He’s very useful in the 9th spot as a guy that Texas can count on right now to provide quality at-bats ahead of the top of the order, much like Endy Chavez did at times last season.
Houston has lost 10 of 11 games since coming back from the All Star break. Among the reasons is that they’ve only scored 27 runs in 11 games, and that’s including a 13-8 loss. In seven of those 11 games, Houston has scored two runs or fewer and that includes their lone win. We saw why in this past game as Houston collected 11 hits but only pushed across three runs. With Carlos Lee gone and Jed Lowrie hurt, there’s a severe lack of power in the lineup and Houston is already one of the worst teams in the league in home runs and slugging percentage.
Even if the Astros were hitting better, the pitching staff is throwing as bad as it has all season. In six of the last seven games, Houston has allowed at least eight runs. So it doesn’t really matter that Chris Johnson got four hits or that Wandy Rodriguez had a quality start. Nothing is going right for this team and they are well on their way to hitting a new historic low.
5. On to football where the Dallas Cowboys received a bit of good news. Dez Bryant’s mother won’t be pressing charges, which means that the investigation and, more importantly, this story is going to die down pretty quickly after training camp starts.
But just because it’s going away quickly doesn’t mean that there can still be consequences. After the trouble Bryant got into last year, this incident was definitely strike 2 against Bryant as far as Jerry Jones is concerned. Among the ways that Jones has turned around this Cowboys franchise is that he stopped signing guys that caused trouble off the field and got rid of the ones that did on his team.

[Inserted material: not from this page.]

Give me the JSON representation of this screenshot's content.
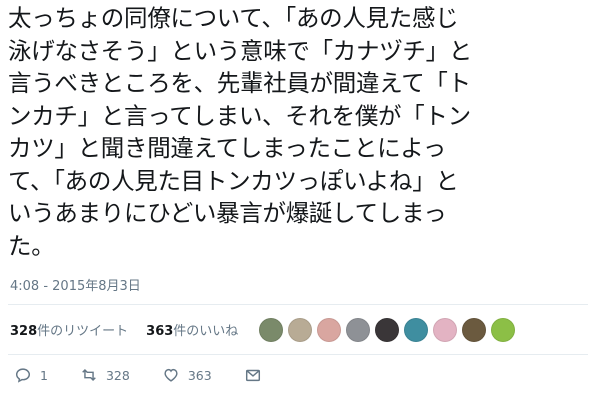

He started building from the ground up hoping to cultivate a better culture for the Cowboys.
Bryant would be wise to hang low for the rest of the season, and really the rest of his career if he wants to stay in Dallas because he’s getting closer to the line where his talents stops becoming worth the trouble of having him on the roster.
6. Finally, the WWE’s 1000th episode of Monday Night Raw aired last night and the only way to describe it is it was a three-hour joy ride. Degeneration X came back and put on a great show for the crowd, Triple H and Stephanie McMahon beat down Paul Heyman and Brock Lesnar, Undertaker made his return and teamed with Kane, and The Rock came back only to get taken out by CM Punk after his match with John Cena.

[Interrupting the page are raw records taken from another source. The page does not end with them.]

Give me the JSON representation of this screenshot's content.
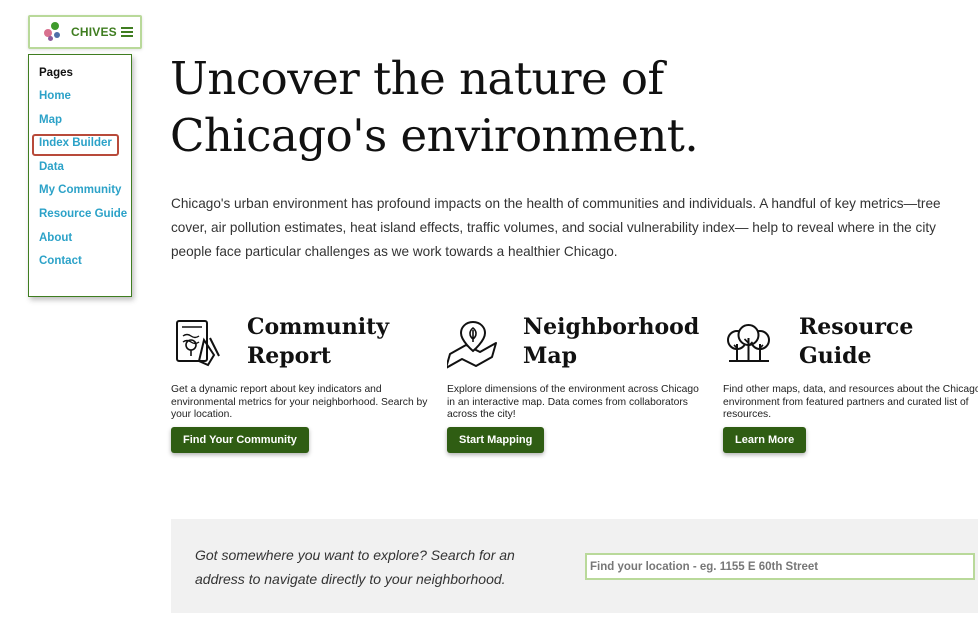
{
  "logo": {
    "name": "CHIVES",
    "menu_icon": "hamburger-icon",
    "mark_icon": "chives-logo-icon"
  },
  "pages_menu": {
    "title": "Pages",
    "items": [
      {
        "label": "Home"
      },
      {
        "label": "Map"
      },
      {
        "label": "Index Builder",
        "highlighted": true
      },
      {
        "label": "Data"
      },
      {
        "label": "My Community"
      },
      {
        "label": "Resource Guide"
      },
      {
        "label": "About"
      },
      {
        "label": "Contact"
      }
    ]
  },
  "hero": {
    "title_line1": "Uncover the nature of",
    "title_line2": "Chicago's environment.",
    "description": "Chicago's urban environment has profound impacts on the health of communities and individuals. A handful of key metrics—tree cover, air pollution estimates, heat island effects, traffic volumes, and social vulnerability index— help to reveal where in the city people face particular challenges as we work towards a healthier Chicago."
  },
  "cards": [
    {
      "icon": "community-report-icon",
      "title_line1": "Community",
      "title_line2": "Report",
      "description": "Get a dynamic report about key indicators and environmental metrics for your neighborhood. Search by your location.",
      "button": "Find Your Community"
    },
    {
      "icon": "neighborhood-map-icon",
      "title_line1": "Neighborhood",
      "title_line2": "Map",
      "description": "Explore dimensions of the environment across Chicago in an interactive map. Data comes from collaborators across the city!",
      "button": "Start Mapping"
    },
    {
      "icon": "resource-guide-icon",
      "title_line1": "Resource",
      "title_line2": "Guide",
      "description": "Find other maps, data, and resources about the Chicago environment from featured partners and curated list of resources.",
      "button": "Learn More"
    }
  ],
  "search": {
    "prompt": "Got somewhere you want to explore? Search for an address to navigate directly to your neighborhood.",
    "placeholder": "Find your location - eg. 1155 E 60th Street",
    "value": ""
  },
  "colors": {
    "brand_green": "#3f7d20",
    "button_green": "#2f5d13",
    "link_blue": "#2ca2c8",
    "highlight_red": "#b84a3a",
    "input_border": "#b9d99a"
  }
}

I’ve been going through my WWE renaissance. A lot of my friends and a lot of people I follow on Facebook and Twitter kept talking about how good the show was and I hadn’t watched wrestling since high school. Although I did help put on an independent wrestling show in El Paso a couple of years ago that featured Booker T and Billy Gunn.
Still, it’s been fun getting back into the WWE universe and last night was a great payoff. The only concern is that last night was the start of Monday Night Raw shifting to a three-hour program. Usually a three-hour Raw was saved for special occasions, but now it’s going to be every week. While last night was a great show, can WWE sustain a three-hour program every week? The last few months of Smackdown have been largely uneventful and worth skipping save for a few special matches. I don’t think Raw will lose viewers, but I guarantee many more will be recording the program and skipping through a lot of the program, possibly only watching what they heard was great the next day, much the way the modern sports culture has moved in the digital age.
In any case, I’m glad I’m back in and I’m looking forward to watching 1000 more episodes.